In a statement for ERA, Luis Abolafia, Director of International Programs at the Victory institute argues that “stigma and the fear of backlash from religious conservative groups together with high levels of dissatisfaction towards democracy” make it challenging for political participation of LGBTI people.
A similar research, conducted by Open Mind Spectrum Albania on political participation of LGBTI people in Albania found out that the major political parties (Socialist Party, Democratic Party and Socialist Movement for Integration) maintain a politically correct position on LGBTI rights, and support anti-discrimination legislation and policies but the right wing party is ideologically opposed to marriage and adoption while the left wing parties, even though more supportive, consider such changes "too premature for Albania". Inclusion and visibility of LGBTI people in political parties and political discourse is non-existent and all of them showed very poor knowledge and understanding of the needs, issues and demands of the LGBTI community.
Recommendations: Dialogue, representation, inclusive language and condemning discrimination
The research recommends for political parties and their youth forums to make their views public on LGBTI rights, to open debates beyond the ever-consummated same-sex marriage and to diminish “politically correct” or artificial/populist language in favor of open and productive debates.
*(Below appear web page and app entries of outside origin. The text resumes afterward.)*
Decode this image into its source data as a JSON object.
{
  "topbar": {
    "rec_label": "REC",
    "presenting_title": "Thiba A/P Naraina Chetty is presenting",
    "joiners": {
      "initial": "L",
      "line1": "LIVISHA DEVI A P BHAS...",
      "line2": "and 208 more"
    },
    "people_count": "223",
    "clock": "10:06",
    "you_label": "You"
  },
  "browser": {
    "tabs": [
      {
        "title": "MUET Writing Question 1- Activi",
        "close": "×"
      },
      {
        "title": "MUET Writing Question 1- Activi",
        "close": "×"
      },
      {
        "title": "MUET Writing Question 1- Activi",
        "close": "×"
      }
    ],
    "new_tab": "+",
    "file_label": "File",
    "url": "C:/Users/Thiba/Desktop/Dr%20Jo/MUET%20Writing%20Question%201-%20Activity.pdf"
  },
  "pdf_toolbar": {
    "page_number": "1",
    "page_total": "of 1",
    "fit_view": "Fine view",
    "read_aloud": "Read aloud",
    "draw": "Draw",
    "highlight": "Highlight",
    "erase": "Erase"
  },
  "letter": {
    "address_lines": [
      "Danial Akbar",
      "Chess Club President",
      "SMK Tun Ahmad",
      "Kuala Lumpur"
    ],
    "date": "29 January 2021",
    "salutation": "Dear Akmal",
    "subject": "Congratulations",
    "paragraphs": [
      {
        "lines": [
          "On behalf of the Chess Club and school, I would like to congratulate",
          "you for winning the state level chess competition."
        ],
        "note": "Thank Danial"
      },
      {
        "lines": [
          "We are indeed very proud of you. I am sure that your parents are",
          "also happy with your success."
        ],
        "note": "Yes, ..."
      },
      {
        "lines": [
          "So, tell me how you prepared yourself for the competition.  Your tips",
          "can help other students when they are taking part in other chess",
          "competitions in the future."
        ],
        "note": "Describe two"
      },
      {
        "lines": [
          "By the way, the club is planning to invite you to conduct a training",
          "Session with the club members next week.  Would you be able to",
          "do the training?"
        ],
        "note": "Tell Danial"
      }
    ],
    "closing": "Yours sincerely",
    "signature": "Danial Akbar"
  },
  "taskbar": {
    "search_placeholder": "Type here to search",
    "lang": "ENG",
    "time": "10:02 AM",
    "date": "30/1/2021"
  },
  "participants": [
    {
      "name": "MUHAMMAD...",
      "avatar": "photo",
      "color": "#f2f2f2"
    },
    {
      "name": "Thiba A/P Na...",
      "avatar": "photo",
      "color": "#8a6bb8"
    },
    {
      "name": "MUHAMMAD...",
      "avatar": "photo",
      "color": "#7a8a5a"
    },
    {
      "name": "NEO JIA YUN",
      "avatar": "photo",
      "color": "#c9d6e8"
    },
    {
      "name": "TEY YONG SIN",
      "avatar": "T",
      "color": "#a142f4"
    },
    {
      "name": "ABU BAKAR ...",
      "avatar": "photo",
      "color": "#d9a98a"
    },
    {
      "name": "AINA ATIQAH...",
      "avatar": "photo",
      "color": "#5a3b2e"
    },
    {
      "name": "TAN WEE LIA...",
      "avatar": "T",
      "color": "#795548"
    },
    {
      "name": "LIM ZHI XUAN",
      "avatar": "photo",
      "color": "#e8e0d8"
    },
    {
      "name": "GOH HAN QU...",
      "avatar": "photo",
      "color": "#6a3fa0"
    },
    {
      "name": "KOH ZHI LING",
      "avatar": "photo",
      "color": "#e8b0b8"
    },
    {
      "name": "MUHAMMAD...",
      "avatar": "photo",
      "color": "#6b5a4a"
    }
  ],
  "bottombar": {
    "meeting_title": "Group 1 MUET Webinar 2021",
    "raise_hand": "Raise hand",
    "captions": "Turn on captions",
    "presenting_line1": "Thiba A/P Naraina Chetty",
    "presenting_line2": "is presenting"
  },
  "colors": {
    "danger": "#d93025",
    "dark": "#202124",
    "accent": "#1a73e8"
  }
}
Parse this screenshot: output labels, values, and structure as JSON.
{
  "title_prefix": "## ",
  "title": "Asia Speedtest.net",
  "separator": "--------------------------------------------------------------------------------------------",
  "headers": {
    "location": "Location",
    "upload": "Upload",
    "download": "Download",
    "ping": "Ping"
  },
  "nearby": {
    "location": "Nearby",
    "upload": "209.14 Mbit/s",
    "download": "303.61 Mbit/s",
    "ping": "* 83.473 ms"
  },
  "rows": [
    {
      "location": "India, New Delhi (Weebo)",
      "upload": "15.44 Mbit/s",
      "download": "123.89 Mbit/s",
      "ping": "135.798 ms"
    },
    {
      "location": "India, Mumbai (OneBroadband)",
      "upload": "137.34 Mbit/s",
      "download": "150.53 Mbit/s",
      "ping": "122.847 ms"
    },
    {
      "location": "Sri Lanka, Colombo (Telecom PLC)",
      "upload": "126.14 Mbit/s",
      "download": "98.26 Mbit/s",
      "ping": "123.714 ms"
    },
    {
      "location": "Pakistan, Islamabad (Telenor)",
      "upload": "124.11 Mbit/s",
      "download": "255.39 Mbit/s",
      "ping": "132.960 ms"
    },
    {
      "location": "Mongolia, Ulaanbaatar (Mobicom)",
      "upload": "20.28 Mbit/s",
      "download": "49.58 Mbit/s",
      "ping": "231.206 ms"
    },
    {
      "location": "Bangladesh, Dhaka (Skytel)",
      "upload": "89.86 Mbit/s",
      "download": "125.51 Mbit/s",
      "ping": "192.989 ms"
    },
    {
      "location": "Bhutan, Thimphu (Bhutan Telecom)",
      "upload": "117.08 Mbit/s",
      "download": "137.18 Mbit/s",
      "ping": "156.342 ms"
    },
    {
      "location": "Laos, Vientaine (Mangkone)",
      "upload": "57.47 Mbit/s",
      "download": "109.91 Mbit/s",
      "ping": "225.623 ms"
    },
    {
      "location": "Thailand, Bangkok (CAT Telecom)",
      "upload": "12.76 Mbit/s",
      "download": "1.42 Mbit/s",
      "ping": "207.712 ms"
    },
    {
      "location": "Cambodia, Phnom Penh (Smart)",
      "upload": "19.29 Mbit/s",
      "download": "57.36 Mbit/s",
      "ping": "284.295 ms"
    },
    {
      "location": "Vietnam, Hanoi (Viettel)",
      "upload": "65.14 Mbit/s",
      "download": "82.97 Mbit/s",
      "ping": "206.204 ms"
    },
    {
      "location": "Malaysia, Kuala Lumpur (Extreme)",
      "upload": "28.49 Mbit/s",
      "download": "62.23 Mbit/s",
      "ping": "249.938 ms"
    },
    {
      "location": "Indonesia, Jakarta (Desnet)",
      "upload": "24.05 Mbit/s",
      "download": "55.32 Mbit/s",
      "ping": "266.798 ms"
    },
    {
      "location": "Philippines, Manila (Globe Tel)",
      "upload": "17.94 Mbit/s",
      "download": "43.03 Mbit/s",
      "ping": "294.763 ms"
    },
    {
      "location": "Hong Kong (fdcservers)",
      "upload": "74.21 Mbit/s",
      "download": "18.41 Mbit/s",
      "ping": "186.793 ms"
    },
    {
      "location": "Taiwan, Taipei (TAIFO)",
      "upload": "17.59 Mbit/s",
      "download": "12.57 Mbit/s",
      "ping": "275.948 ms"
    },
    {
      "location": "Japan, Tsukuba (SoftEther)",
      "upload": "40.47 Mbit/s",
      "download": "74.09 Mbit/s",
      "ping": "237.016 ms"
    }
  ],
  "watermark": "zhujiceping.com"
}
The recommendations are stronger on the Socialist Party of Albania and the Socialist Movement for Integration Party, which as associate/members of the European and International Socialist Bodies, should make their positions clear and public and to clarify in which ways are they similar and different from them. Parties are encouraged to hold frequent dialogue with LGBTI organizations and communities, to bridge the gap, increase understanding and enhance cooperation. They should be better informed on the current legal and institutional framework for LGBTI rights and they should become active contributors to the work aiming to advance them.
State institutions, and equality bodies such as the Albanian Ombudsman and Commissioner for Protection from Discrimination should monitor and condemn the endemic phenomenon of hate speech against LGBTI people, which is particularly problematic during Prides and other public events.
Luis Abolafia from Victory Institute recommends that “keep working to open the gates of democracy and let everyone participate and bring their ideas and opinions inside institutions. While we have seen a revolution on how we consume and create news, politicians are trying to keep the framework from the 19thcentury untouched. We need to work to increase diversity and inclusion in politics, from lGBTI people, to women, national minorities and youth. We either break the current mold constraining democracy or the system will suffocate to death”
LGBTI organizations are recommended to encourage and support LGBTI persons to express their interest to be part of political parties. Political leadership workshops should be organized frequently for LGBTI people to use civic engagement as a tool to advance equality.